-------- RECORDS FOR THE TASK --------

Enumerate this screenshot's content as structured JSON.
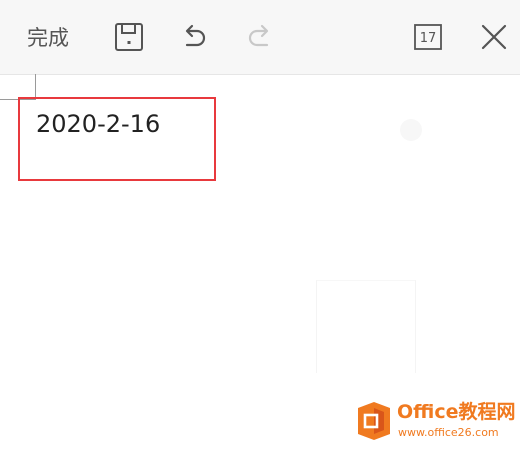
{
  "toolbar": {
    "done_label": "完成",
    "calendar_day": "17",
    "icons": [
      "save-icon",
      "undo-icon",
      "redo-icon",
      "calendar-icon",
      "close-icon"
    ],
    "redo_enabled": false
  },
  "content": {
    "date_text": "2020-2-16",
    "highlight_color": "#e8393d"
  },
  "watermark": {
    "title": "Office教程网",
    "url": "www.office26.com",
    "color": "#f07a20"
  }
}
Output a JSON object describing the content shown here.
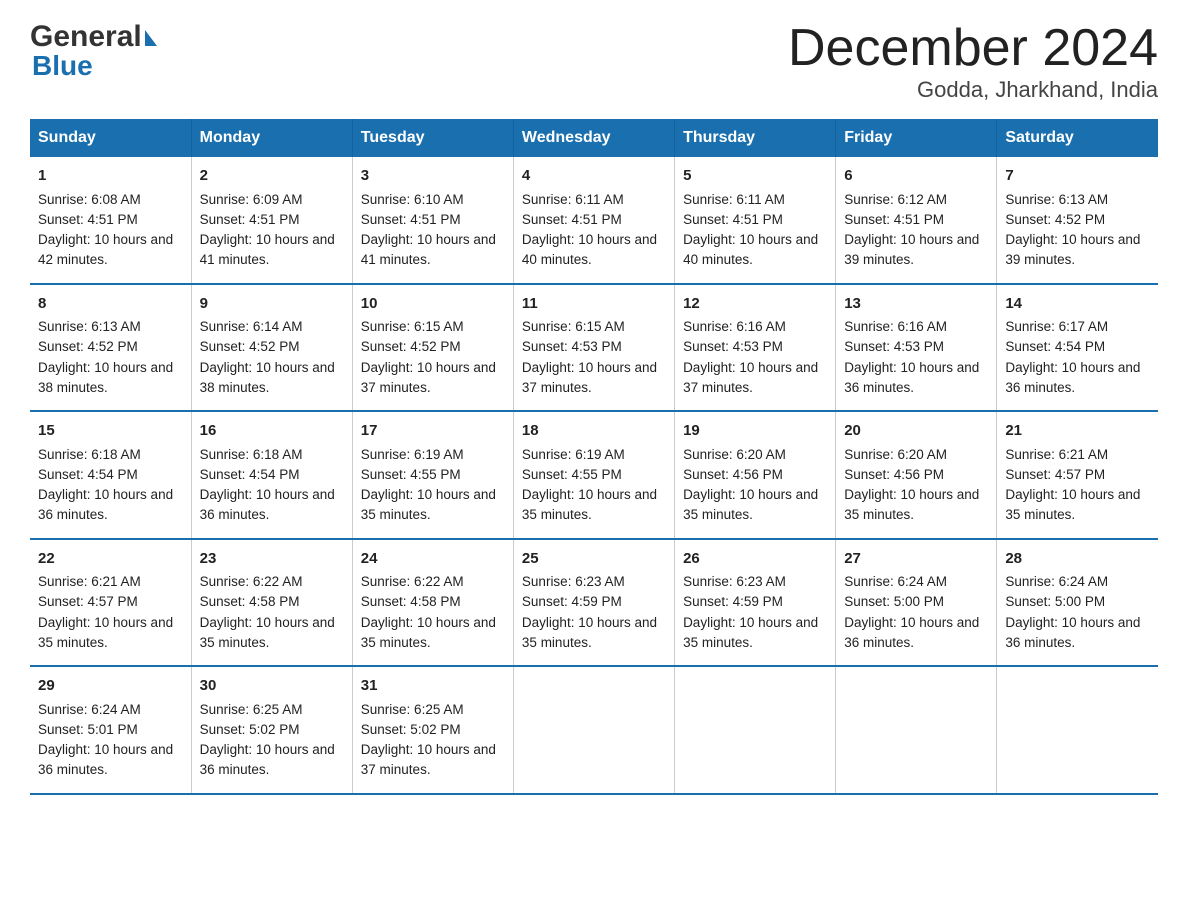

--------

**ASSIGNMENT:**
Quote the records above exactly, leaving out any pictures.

**ANSWER TO THIS EXERCISE:**
Enumerate this screenshot's content as structured JSON.
{
  "toolbar": {
    "done_label": "完成",
    "calendar_day": "17",
    "icons": [
      "save-icon",
      "undo-icon",
      "redo-icon",
      "calendar-icon",
      "close-icon"
    ],
    "redo_enabled": false
  },
  "content": {
    "date_text": "2020-2-16",
    "highlight_color": "#e8393d"
  },
  "watermark": {
    "title": "Office教程网",
    "url": "www.office26.com",
    "color": "#f07a20"
  }
}
Output a JSON object describing the content shown here.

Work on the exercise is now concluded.